Open the door and it’s immediately obvious that you're inside an Abarth rather than a regular Fiat. The general interior layout is like a regular 500, of course, but it’s the small detailing that is pure Abarth. Everything within the 595 has been finished exquisitely.
The pedals have been replaced by alloy ‘racing’ pieces, the steering wheel has the now-obligatory flat spot at the bottom and you get an Abarth-specific 7.0in digital instrument cluster. Just don’t expect these touches to transform the interior; the hard plastics and flimsy controls feel cheap.
However, despite its sporty styling, the 595 is still cursed with the Fiat 500’s sit-up-and-beg driving position (even if it does provide good forward visibility). Compared with a Volkswagen Up GTI, you feel like you’re sitting on the 595’s seat rather than in it and you have to contort your left foot to feather the clutch, with all right-hand-drive models blighted by a cramped pedal area. Meanwhile, the lack of a proper footrest is particularly annoying on longer motorway journeys.
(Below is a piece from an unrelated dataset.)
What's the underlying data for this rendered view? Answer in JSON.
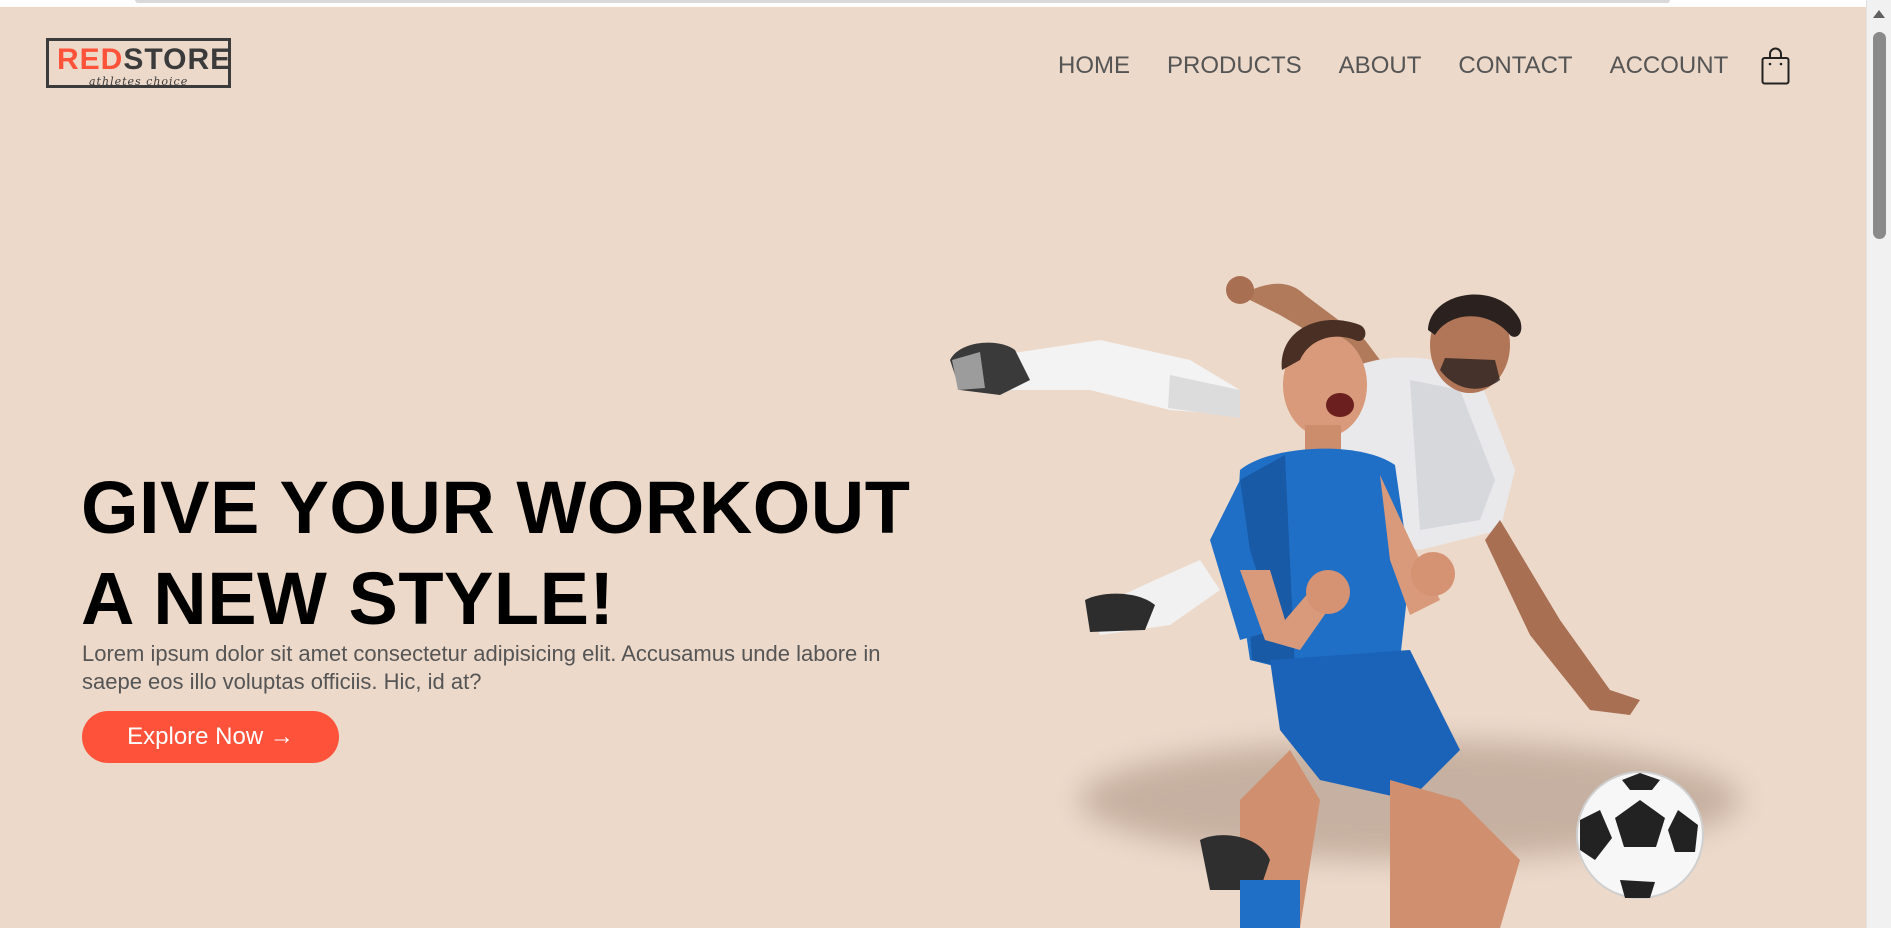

On country roads, sitting that bit lower would help you feel like a more intrinsic part of the package. And, to make matters worse, the lack of telescopic steering adjustment means that you’re never quite in the right driving position, being either too close or too far away from the steering wheel.
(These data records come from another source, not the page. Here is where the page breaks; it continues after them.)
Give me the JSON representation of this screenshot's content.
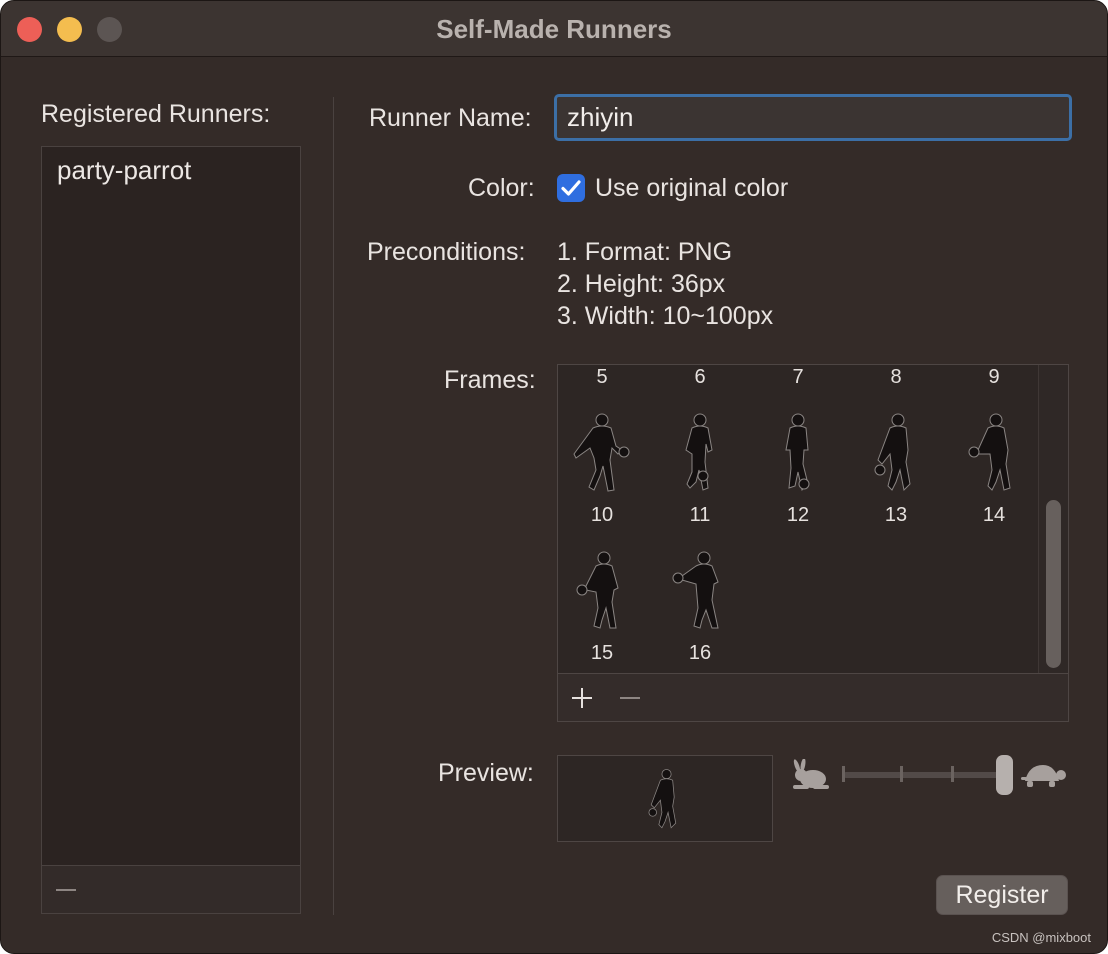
{
  "window": {
    "title": "Self-Made Runners"
  },
  "sidebar": {
    "heading": "Registered Runners:",
    "runners": [
      "party-parrot"
    ]
  },
  "form": {
    "runner_name_label": "Runner Name:",
    "runner_name_value": "zhiyin",
    "color_label": "Color:",
    "use_original_color_label": "Use original color",
    "use_original_color_checked": true,
    "preconditions_label": "Preconditions:",
    "preconditions": [
      "1. Format: PNG",
      "2. Height: 36px",
      "3. Width: 10~100px"
    ],
    "frames_label": "Frames:",
    "frames_top_row_numbers": [
      "5",
      "6",
      "7",
      "8",
      "9"
    ],
    "frames_row2_numbers": [
      "10",
      "11",
      "12",
      "13",
      "14"
    ],
    "frames_row3_numbers": [
      "15",
      "16"
    ],
    "preview_label": "Preview:",
    "speed_slider_fast_icon": "rabbit-icon",
    "speed_slider_slow_icon": "turtle-icon",
    "register_label": "Register"
  },
  "watermark": "CSDN @mixboot",
  "colors": {
    "accent": "#2f6ee0",
    "focus_ring": "#3c6fa6",
    "background": "#342b28"
  }
}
Counting in the car’s favour are supportive seats, a high-mounted aluminium alloy gearlever that is a tactile highlight and a boost-gauge-cum-shift-indicator that adds a welcome bit of theatre.